Dr. Demetre: A question that I hear a lot is, “How do I get on PrEP? What’s the process for getting on the drug?”
Dr. David: Got questions about PrEP? #AskTheHIVDoc has all the answers.
Dr. Demetre: So the very first step is finding a doctor. In theory, that should be straightforward. Um, any doctor can prescribe PrEP, in fact, many other medical providers – nurse practitioners, physicians’ assistants, anyone who can prescribe medicines – can prescribe PrEP. Once you find a doctor or a provider who can give you PrEP, go there and talk to them about sex. Be honest about what you do. If you don’t use condoms, don’t be ashamed that you don’t use condoms. Say, “I don’t use condoms, and I want to go on PrEP.” That’s really important. That honesty is what triggers the whole conversation. I tell you, in my practice, when I see my patients, people who come to me and tell me that, we have a completely different relationship from then on out. We talk about sex honestly, we talk about drug use, alcohol, all of it. So, you set the stage, and when you find that doctor, you say, “This is what I need.” So what’s going to happen then is, they’re going to do their doctor thing, and go into the pattern of, “Come back and see me, get some lab work done, very important, get an HIV test before you start PrEP, it needs to be negative.” Then you can start it. You come back every three months, you get an HIV test. If it’s negative, you stay on PrEP. If you’re on PrEP, and you’re taking it every day, that HIV test is going to stay negative, but you’ve got to see if with your eyes and hear it with your ears to know that you can stay on PrEP. So bottom line is, you come in, you get tested, they watch for some stuff in your blood, they make sure you don’t have HIV, and they keep writing the prescription, and you stay HIV negative.

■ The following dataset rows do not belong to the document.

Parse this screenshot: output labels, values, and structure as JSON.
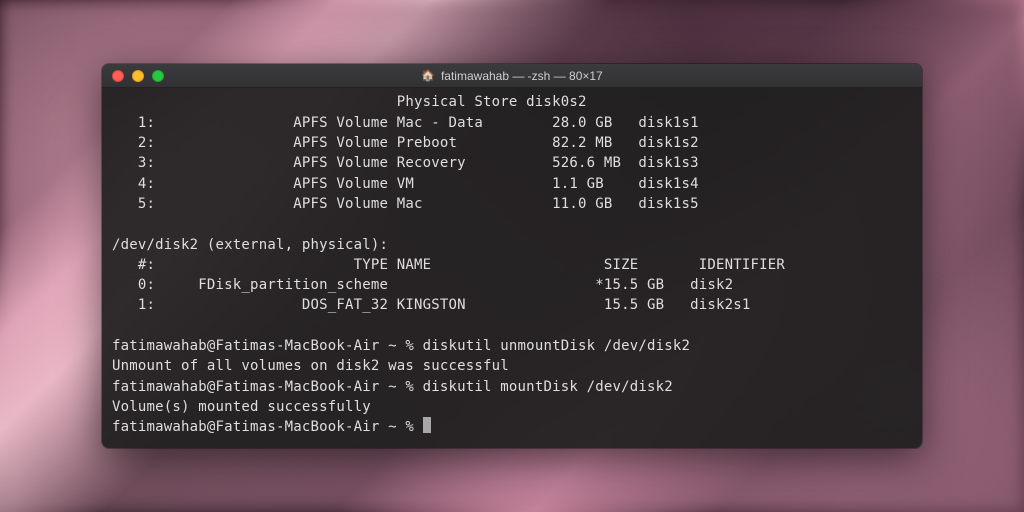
{
  "window": {
    "title": "fatimawahab — -zsh — 80×17"
  },
  "terminal": {
    "physical_store_header": "                                 Physical Store disk0s2",
    "disk1_rows": [
      {
        "idx": "   1:",
        "type": "                APFS Volume Mac - Data",
        "size": "        28.0 GB",
        "id": "   disk1s1"
      },
      {
        "idx": "   2:",
        "type": "                APFS Volume Preboot",
        "size": "           82.2 MB",
        "id": "   disk1s2"
      },
      {
        "idx": "   3:",
        "type": "                APFS Volume Recovery",
        "size": "          526.6 MB",
        "id": "  disk1s3"
      },
      {
        "idx": "   4:",
        "type": "                APFS Volume VM",
        "size": "                1.1 GB",
        "id": "    disk1s4"
      },
      {
        "idx": "   5:",
        "type": "                APFS Volume Mac",
        "size": "               11.0 GB",
        "id": "   disk1s5"
      }
    ],
    "disk2_header": "/dev/disk2 (external, physical):",
    "disk2_col_header": "   #:                       TYPE NAME                    SIZE       IDENTIFIER",
    "disk2_rows": [
      {
        "line": "   0:     FDisk_partition_scheme                        *15.5 GB   disk2"
      },
      {
        "line": "   1:                 DOS_FAT_32 KINGSTON                15.5 GB   disk2s1"
      }
    ],
    "cmds": [
      {
        "prompt": "fatimawahab@Fatimas-MacBook-Air ~ % ",
        "cmd": "diskutil unmountDisk /dev/disk2"
      },
      {
        "output": "Unmount of all volumes on disk2 was successful"
      },
      {
        "prompt": "fatimawahab@Fatimas-MacBook-Air ~ % ",
        "cmd": "diskutil mountDisk /dev/disk2"
      },
      {
        "output": "Volume(s) mounted successfully"
      }
    ],
    "final_prompt": "fatimawahab@Fatimas-MacBook-Air ~ % "
  }
}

Interested in starting the HIV prevention pill? Dr. Demetre takes you step-by-step through the process, from setting up your first appointment to bringing home PrEP.
Any medical professional who prescribes medications, including doctors and nurse practitioners, may prescribe PrEP. If you don’t have a regular healthcare provider or they don’t know about or are reluctant to prescribe PrEP, there are organizations across the country that specialize in helping people get on PrEP. Click here to find a PrEP-friendly provider near you.